# Assignment:
Give the number of lines below that contain the word "JSON", and nothing else.

# Input records:

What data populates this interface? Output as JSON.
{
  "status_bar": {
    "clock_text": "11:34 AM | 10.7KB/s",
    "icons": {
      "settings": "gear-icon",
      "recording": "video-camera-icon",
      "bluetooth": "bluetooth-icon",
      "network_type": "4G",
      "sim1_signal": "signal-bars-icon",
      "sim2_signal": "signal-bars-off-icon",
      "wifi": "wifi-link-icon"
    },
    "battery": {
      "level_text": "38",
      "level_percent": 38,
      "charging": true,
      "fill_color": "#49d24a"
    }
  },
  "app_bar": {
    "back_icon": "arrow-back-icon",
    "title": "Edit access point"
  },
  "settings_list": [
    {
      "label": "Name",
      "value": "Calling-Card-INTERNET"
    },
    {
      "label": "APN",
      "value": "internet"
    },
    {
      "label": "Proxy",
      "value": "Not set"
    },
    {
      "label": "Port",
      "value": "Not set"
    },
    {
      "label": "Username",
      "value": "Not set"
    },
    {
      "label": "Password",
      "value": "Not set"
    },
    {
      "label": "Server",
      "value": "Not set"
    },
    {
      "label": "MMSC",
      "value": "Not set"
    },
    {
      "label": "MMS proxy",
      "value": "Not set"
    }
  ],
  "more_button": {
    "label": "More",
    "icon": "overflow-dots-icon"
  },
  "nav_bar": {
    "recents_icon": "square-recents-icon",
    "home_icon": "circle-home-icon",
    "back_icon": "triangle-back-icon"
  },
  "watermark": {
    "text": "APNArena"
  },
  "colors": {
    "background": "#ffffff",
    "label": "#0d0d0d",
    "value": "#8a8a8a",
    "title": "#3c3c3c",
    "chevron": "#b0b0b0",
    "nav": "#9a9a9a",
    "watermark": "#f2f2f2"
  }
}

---

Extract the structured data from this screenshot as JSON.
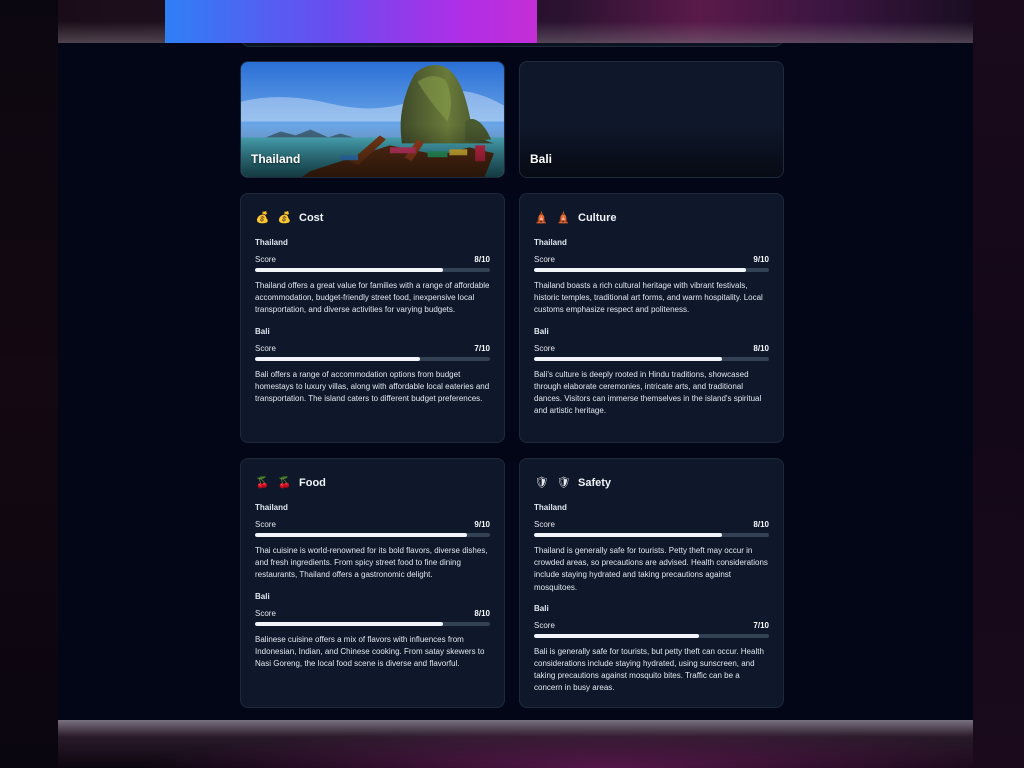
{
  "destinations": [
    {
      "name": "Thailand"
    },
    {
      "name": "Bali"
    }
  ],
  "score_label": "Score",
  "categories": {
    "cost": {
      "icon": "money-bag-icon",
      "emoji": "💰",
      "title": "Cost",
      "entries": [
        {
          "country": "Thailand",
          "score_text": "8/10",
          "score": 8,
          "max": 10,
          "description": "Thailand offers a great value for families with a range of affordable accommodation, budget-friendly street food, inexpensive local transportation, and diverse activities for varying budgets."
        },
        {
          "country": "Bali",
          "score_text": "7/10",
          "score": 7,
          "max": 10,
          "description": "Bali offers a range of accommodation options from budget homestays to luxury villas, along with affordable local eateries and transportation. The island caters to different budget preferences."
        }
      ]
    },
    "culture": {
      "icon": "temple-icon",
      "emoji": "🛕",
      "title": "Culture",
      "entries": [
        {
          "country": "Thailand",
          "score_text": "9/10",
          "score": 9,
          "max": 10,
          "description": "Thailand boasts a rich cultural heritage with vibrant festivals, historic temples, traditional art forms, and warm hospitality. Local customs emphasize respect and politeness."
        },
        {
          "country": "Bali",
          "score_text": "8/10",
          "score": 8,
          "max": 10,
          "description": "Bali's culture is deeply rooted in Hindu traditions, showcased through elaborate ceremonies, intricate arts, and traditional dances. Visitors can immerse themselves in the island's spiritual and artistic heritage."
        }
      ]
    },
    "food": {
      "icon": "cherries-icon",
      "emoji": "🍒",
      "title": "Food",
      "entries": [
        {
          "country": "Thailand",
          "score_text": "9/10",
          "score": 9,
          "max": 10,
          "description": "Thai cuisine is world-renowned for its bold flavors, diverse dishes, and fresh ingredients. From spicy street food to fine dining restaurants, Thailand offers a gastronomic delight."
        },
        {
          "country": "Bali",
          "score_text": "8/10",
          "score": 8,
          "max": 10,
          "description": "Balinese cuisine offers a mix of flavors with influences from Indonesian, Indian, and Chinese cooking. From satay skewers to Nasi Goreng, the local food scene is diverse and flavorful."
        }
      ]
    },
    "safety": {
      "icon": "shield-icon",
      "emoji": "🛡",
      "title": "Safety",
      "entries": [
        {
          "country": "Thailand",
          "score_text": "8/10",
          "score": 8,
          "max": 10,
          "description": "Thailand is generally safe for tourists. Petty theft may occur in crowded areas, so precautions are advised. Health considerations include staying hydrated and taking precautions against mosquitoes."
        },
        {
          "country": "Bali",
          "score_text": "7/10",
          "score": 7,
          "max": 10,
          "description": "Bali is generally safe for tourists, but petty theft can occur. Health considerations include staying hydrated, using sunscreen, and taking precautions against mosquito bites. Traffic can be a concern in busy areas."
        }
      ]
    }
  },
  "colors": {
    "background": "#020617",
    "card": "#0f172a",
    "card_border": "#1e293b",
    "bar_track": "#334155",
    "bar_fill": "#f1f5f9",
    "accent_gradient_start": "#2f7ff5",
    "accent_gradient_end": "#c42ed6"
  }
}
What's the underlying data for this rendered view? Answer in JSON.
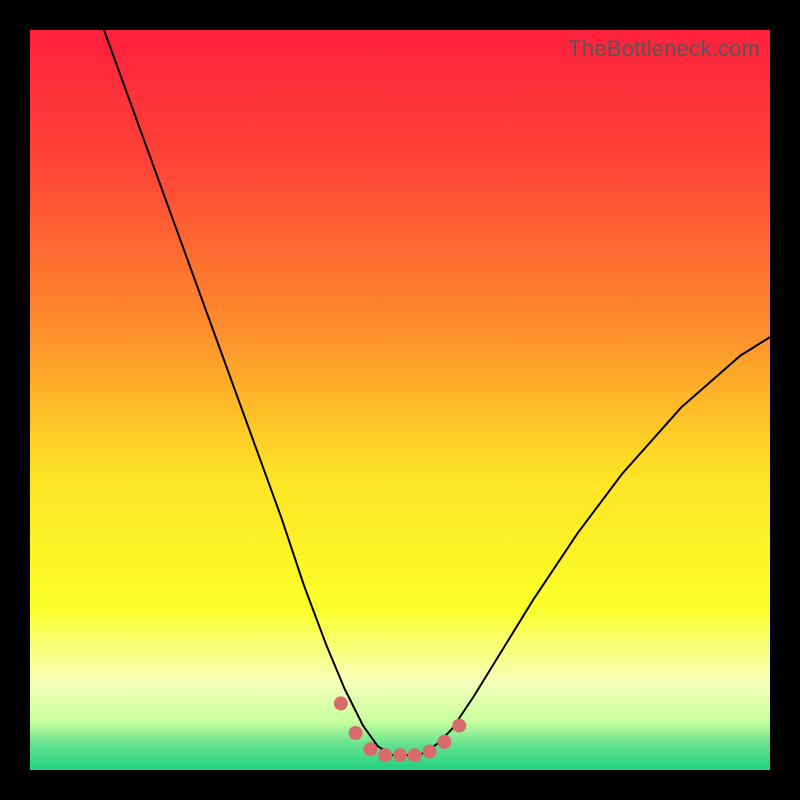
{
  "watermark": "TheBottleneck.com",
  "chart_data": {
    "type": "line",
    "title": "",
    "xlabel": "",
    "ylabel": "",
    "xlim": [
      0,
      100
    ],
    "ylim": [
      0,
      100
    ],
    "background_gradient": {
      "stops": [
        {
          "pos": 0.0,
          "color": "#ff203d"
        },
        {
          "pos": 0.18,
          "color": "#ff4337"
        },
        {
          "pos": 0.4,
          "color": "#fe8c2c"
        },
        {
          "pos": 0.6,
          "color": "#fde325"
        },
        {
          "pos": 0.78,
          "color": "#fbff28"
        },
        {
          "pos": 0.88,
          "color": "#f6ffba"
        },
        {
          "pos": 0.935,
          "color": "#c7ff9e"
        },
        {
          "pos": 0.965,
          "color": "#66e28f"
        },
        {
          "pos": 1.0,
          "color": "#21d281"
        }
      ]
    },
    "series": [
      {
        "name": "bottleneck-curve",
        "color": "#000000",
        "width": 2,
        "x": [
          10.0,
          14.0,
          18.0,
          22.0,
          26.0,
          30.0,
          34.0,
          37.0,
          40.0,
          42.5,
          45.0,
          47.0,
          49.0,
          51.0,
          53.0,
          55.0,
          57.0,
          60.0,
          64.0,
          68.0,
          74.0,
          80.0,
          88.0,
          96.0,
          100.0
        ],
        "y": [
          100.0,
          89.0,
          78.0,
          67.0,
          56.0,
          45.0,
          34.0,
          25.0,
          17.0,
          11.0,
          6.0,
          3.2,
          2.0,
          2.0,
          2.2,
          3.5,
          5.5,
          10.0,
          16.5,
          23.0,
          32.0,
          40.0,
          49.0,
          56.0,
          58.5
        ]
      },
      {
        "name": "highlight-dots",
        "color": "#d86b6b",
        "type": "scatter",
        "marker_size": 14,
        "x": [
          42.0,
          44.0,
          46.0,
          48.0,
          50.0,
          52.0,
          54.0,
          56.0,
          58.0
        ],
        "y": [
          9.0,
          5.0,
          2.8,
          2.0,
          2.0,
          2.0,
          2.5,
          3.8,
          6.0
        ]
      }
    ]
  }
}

# Answer box:
3